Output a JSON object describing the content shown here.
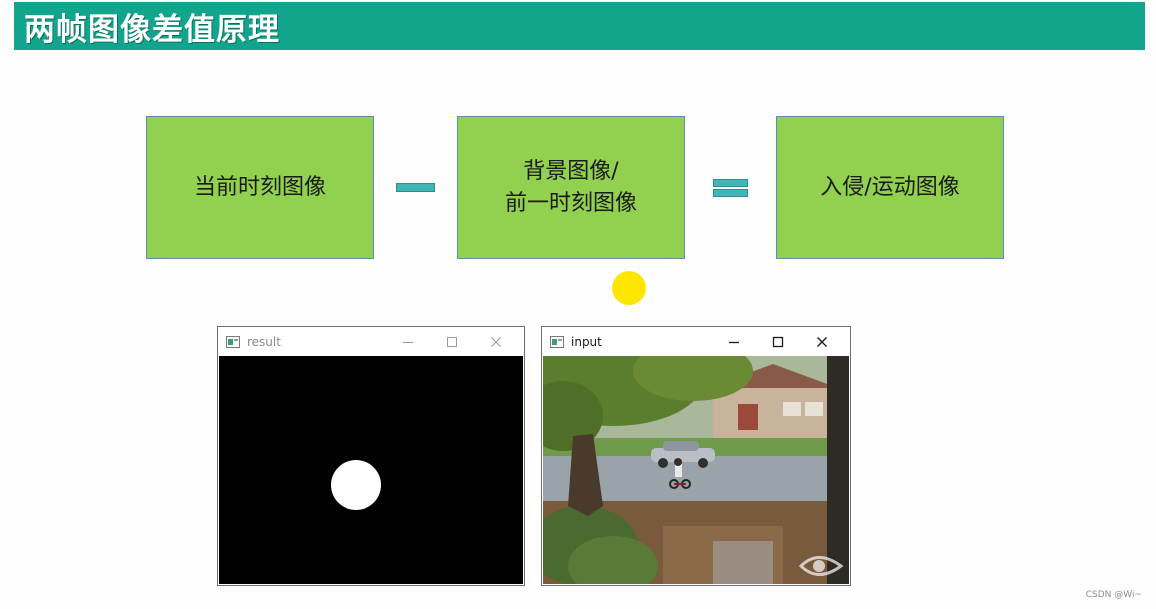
{
  "slide": {
    "title": "两帧图像差值原理"
  },
  "diagram": {
    "box1": {
      "label": "当前时刻图像"
    },
    "box2": {
      "line1": "背景图像/",
      "line2": "前一时刻图像"
    },
    "box3": {
      "label": "入侵/运动图像"
    },
    "colors": {
      "title_bar": "#12a58d",
      "box_fill": "#92d050",
      "box_border": "#5b8fb8",
      "operator": "#3fb5b5",
      "cursor_highlight": "#ffe600"
    }
  },
  "windows": {
    "result": {
      "title": "result",
      "content": "black binary mask with a single white blob"
    },
    "input": {
      "title": "input",
      "content": "street scene with trees, parked car, houses and a child on a tricycle"
    }
  },
  "footer": {
    "watermark": "CSDN @Wi~"
  }
}
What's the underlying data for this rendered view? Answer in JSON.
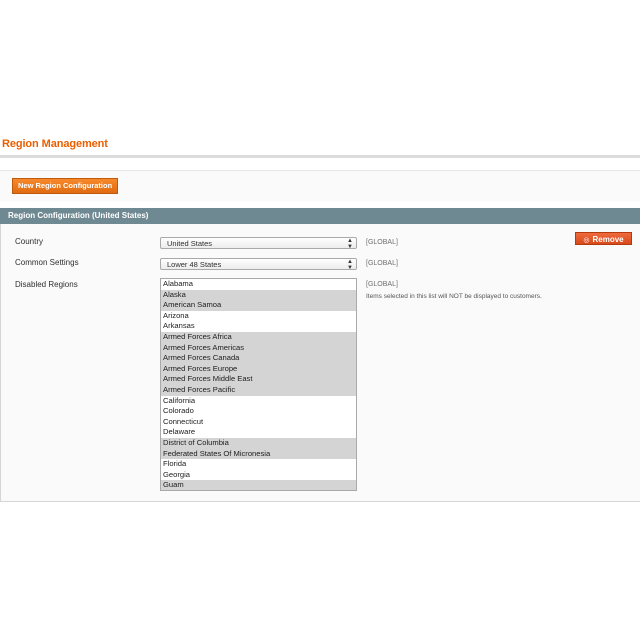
{
  "page": {
    "title": "Region Management",
    "new_button_label": "New Region Configuration"
  },
  "section": {
    "header": "Region Configuration (United States)",
    "remove_label": "Remove",
    "remove_icon": "remove-circle-icon"
  },
  "fields": {
    "country": {
      "label": "Country",
      "value": "United States",
      "scope": "[GLOBAL]"
    },
    "common_settings": {
      "label": "Common Settings",
      "value": "Lower 48 States",
      "scope": "[GLOBAL]"
    },
    "disabled_regions": {
      "label": "Disabled Regions",
      "scope": "[GLOBAL]",
      "hint": "Items selected in this list will NOT be displayed to customers.",
      "items": [
        {
          "name": "Alabama",
          "selected": false
        },
        {
          "name": "Alaska",
          "selected": true
        },
        {
          "name": "American Samoa",
          "selected": true
        },
        {
          "name": "Arizona",
          "selected": false
        },
        {
          "name": "Arkansas",
          "selected": false
        },
        {
          "name": "Armed Forces Africa",
          "selected": true
        },
        {
          "name": "Armed Forces Americas",
          "selected": true
        },
        {
          "name": "Armed Forces Canada",
          "selected": true
        },
        {
          "name": "Armed Forces Europe",
          "selected": true
        },
        {
          "name": "Armed Forces Middle East",
          "selected": true
        },
        {
          "name": "Armed Forces Pacific",
          "selected": true
        },
        {
          "name": "California",
          "selected": false
        },
        {
          "name": "Colorado",
          "selected": false
        },
        {
          "name": "Connecticut",
          "selected": false
        },
        {
          "name": "Delaware",
          "selected": false
        },
        {
          "name": "District of Columbia",
          "selected": true
        },
        {
          "name": "Federated States Of Micronesia",
          "selected": true
        },
        {
          "name": "Florida",
          "selected": false
        },
        {
          "name": "Georgia",
          "selected": false
        },
        {
          "name": "Guam",
          "selected": true
        }
      ]
    }
  },
  "colors": {
    "title_orange": "#eb5e00",
    "header_slate": "#6f8992",
    "selected_gray": "#d4d4d4"
  }
}
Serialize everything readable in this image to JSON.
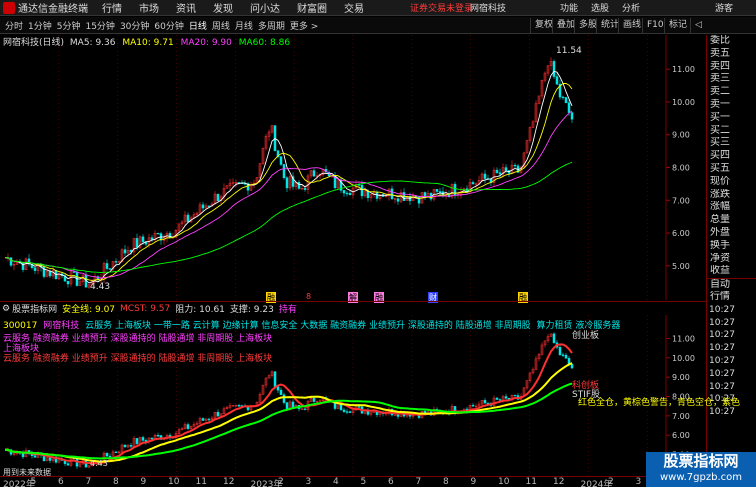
{
  "topbar": {
    "app_name": "通达信金融终端",
    "menus": [
      "行情",
      "市场",
      "资讯",
      "发现",
      "问小达",
      "财富圈",
      "交易"
    ],
    "notice": "证券交易未登录",
    "broker": "网宿科技",
    "links": [
      "功能",
      "选股",
      "分析"
    ],
    "guest": "游客"
  },
  "period_bar": {
    "periods": [
      "分时",
      "1分钟",
      "5分钟",
      "15分钟",
      "30分钟",
      "60分钟",
      "日线",
      "周线",
      "月线",
      "多周期",
      "更多 >"
    ],
    "active": "日线",
    "tools": [
      "复权",
      "叠加",
      "多股",
      "统计",
      "画线",
      "F10",
      "标记",
      "◁"
    ]
  },
  "main_chart": {
    "stock_title": "网宿科技(日线)",
    "ma5_label": "MA5: 9.36",
    "ma10_label": "MA10: 9.71",
    "ma20_label": "MA20: 9.90",
    "ma60_label": "MA60: 8.86",
    "price_ticks": [
      "11.00",
      "10.00",
      "9.00",
      "8.00",
      "7.00",
      "6.00",
      "5.00"
    ],
    "high_label": "11.54",
    "low_label": "4.43",
    "event_labels": [
      "融",
      "8",
      "解",
      "融",
      "财",
      "融"
    ]
  },
  "quote_panel": {
    "items": [
      "委比",
      "卖五",
      "卖四",
      "卖三",
      "卖二",
      "卖一",
      "买一",
      "买二",
      "买三",
      "买四",
      "买五",
      "现价",
      "涨跌",
      "涨幅",
      "总量",
      "外盘",
      "换手",
      "净资",
      "收益"
    ],
    "ticks_title": [
      "自动",
      "行情"
    ],
    "ticks": [
      "10:27",
      "10:27",
      "10:27",
      "10:27",
      "10:27",
      "10:27",
      "10:27",
      "10:27",
      "10:27"
    ]
  },
  "sub_chart": {
    "indicator_name": "股票指标网",
    "safe_line": "安全线: 9.07",
    "mcst": "MCST: 9.57",
    "resistance": "阻力: 10.61",
    "support": "支撑: 9.23",
    "hold": "持有",
    "code": "300017",
    "stock_name": "网宿科技",
    "concepts": "云服务   上海板块   一带一路  云计算  边缘计算  信息安全  大数据  融资融券  业绩预升  深股通持的  陆股通增  非周期股",
    "concepts_tail": "算力租赁  液冷服务器",
    "concepts_row2": "云服务   融资融券  业绩预升  深股通持的  陆股通增  非周期股  上海板块",
    "concepts_row3": "上海板块",
    "concepts_row4": "云服务  融资融券  业绩预升  深股通持的  陆股通增  非周期股  上海板块",
    "note_right": "创业板",
    "note_right2": "科创板",
    "note_right3": "STIF股",
    "message": "红色全仓，黄棕色警告，青色空仓，紫色",
    "watermark_text": "股票",
    "footer_text": "用到未来数据",
    "price_ticks": [
      "11.00",
      "10.00",
      "9.00",
      "8.00",
      "7.00",
      "6.00",
      "5.00"
    ],
    "low_tag": "4.43"
  },
  "date_axis": [
    "2022年",
    "5",
    "6",
    "7",
    "8",
    "9",
    "10",
    "11",
    "12",
    "2023年",
    "2",
    "3",
    "4",
    "5",
    "6",
    "7",
    "8",
    "9",
    "10",
    "11",
    "12",
    "2024年",
    "2",
    "3"
  ],
  "brand": {
    "line1": "股票指标网",
    "line2": "www.7gpzb.com"
  },
  "colors": {
    "ma5": "#ffffff",
    "ma10": "#ffff00",
    "ma20": "#ff40ff",
    "ma60": "#00ff00",
    "up": "#ff3030",
    "down": "#00e5e5",
    "grid": "#7a0000",
    "brand_bg": "#0b5fb0"
  }
}
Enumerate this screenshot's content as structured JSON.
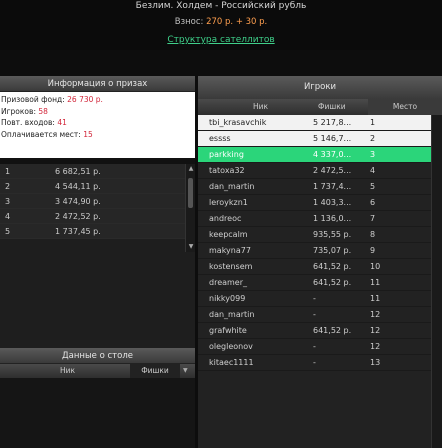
{
  "header": {
    "title": "Безлим. Холдем - Российский рубль",
    "fee_label": "Взнос:",
    "fee_amount": "270 р. + 30 р.",
    "satellite_link": "Структура сателлитов"
  },
  "prize_panel": {
    "title": "Информация о призах",
    "info": [
      {
        "label": "Призовой фонд:",
        "value": "26 730 р."
      },
      {
        "label": "Игроков:",
        "value": "58"
      },
      {
        "label": "Повт. входов:",
        "value": "41"
      },
      {
        "label": "Оплачивается мест:",
        "value": "15"
      }
    ],
    "rows": [
      {
        "place": "1",
        "amount": "6 682,51 р."
      },
      {
        "place": "2",
        "amount": "4 544,11 р."
      },
      {
        "place": "3",
        "amount": "3 474,90 р."
      },
      {
        "place": "4",
        "amount": "2 472,52 р."
      },
      {
        "place": "5",
        "amount": "1 737,45 р."
      }
    ]
  },
  "table_data": {
    "title": "Данные о столе",
    "col_name": "Ник",
    "col_chips": "Фишки"
  },
  "players_panel": {
    "title": "Игроки",
    "col_name": "Ник",
    "col_chips": "Фишки",
    "col_place": "Место",
    "rows": [
      {
        "name": "tbi_krasavchik",
        "chips": "5 217,8...",
        "place": "1",
        "style": "light"
      },
      {
        "name": "essss",
        "chips": "5 146,7...",
        "place": "2",
        "style": "light"
      },
      {
        "name": "parkking",
        "chips": "4 337,0...",
        "place": "3",
        "style": "green"
      },
      {
        "name": "tatoxa32",
        "chips": "2 472,5...",
        "place": "4",
        "style": "dark"
      },
      {
        "name": "dan_martin",
        "chips": "1 737,4...",
        "place": "5",
        "style": "dark"
      },
      {
        "name": "leroykzn1",
        "chips": "1 403,3...",
        "place": "6",
        "style": "dark"
      },
      {
        "name": "andreoc",
        "chips": "1 136,0...",
        "place": "7",
        "style": "dark"
      },
      {
        "name": "keepcalm",
        "chips": "935,55 р.",
        "place": "8",
        "style": "dark"
      },
      {
        "name": "makyna77",
        "chips": "735,07 р.",
        "place": "9",
        "style": "dark"
      },
      {
        "name": "kostensem",
        "chips": "641,52 р.",
        "place": "10",
        "style": "dark"
      },
      {
        "name": "dreamer_",
        "chips": "641,52 р.",
        "place": "11",
        "style": "dark"
      },
      {
        "name": "nikky099",
        "chips": "-",
        "place": "11",
        "style": "dark"
      },
      {
        "name": "dan_martin",
        "chips": "-",
        "place": "12",
        "style": "dark"
      },
      {
        "name": "grafwhite",
        "chips": "641,52 р.",
        "place": "12",
        "style": "dark"
      },
      {
        "name": "olegleonov",
        "chips": "-",
        "place": "12",
        "style": "dark"
      },
      {
        "name": "kitaec1111",
        "chips": "-",
        "place": "13",
        "style": "dark"
      }
    ]
  },
  "colors": {
    "accent_link": "#3fd08a",
    "highlight_row": "#2bd57a",
    "fee_amount": "#ff9f4f",
    "info_value": "#d2263a"
  },
  "icons": [
    "sort-down-icon",
    "scroll-up-icon",
    "scroll-down-icon"
  ]
}
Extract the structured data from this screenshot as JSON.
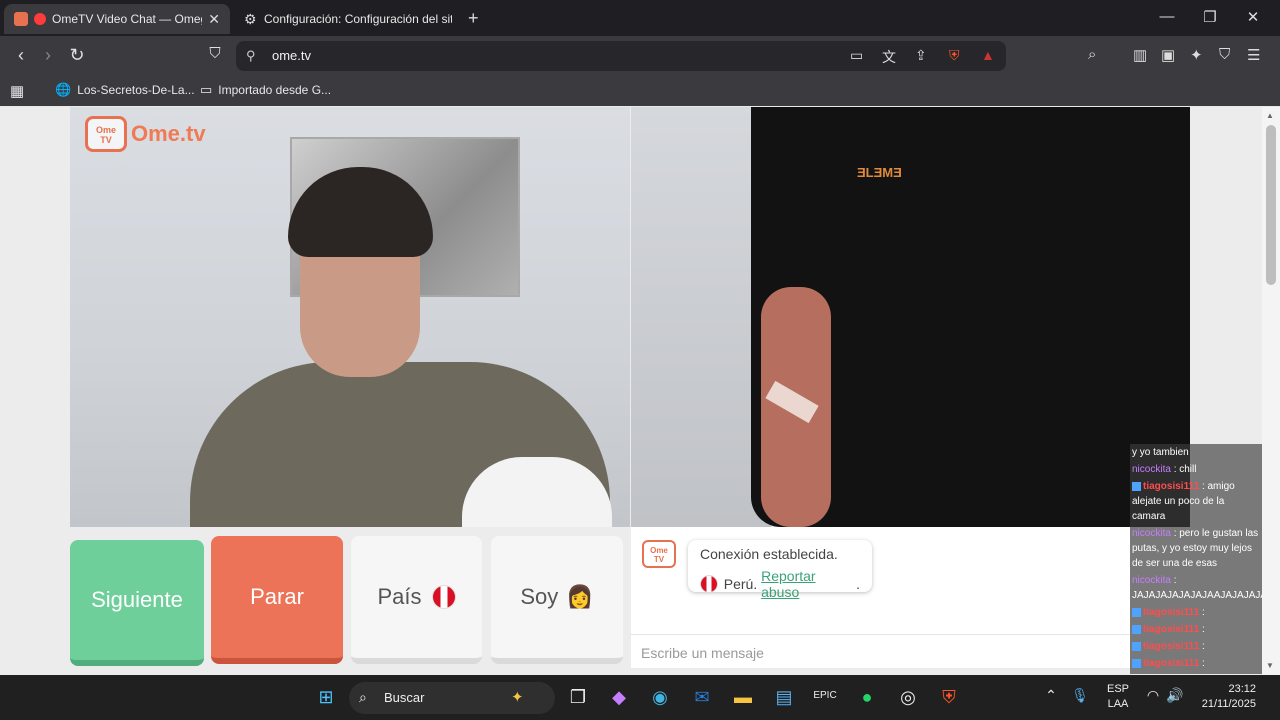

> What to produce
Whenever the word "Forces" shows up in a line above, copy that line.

> Answer to the exercise
          "name": "Armed Forces Africa",
          "name": "Armed Forces Americas",
          "name": "Armed Forces Canada",
          "name": "Armed Forces Europe",
          "name": "Armed Forces Middle East",
          "name": "Armed Forces Pacific",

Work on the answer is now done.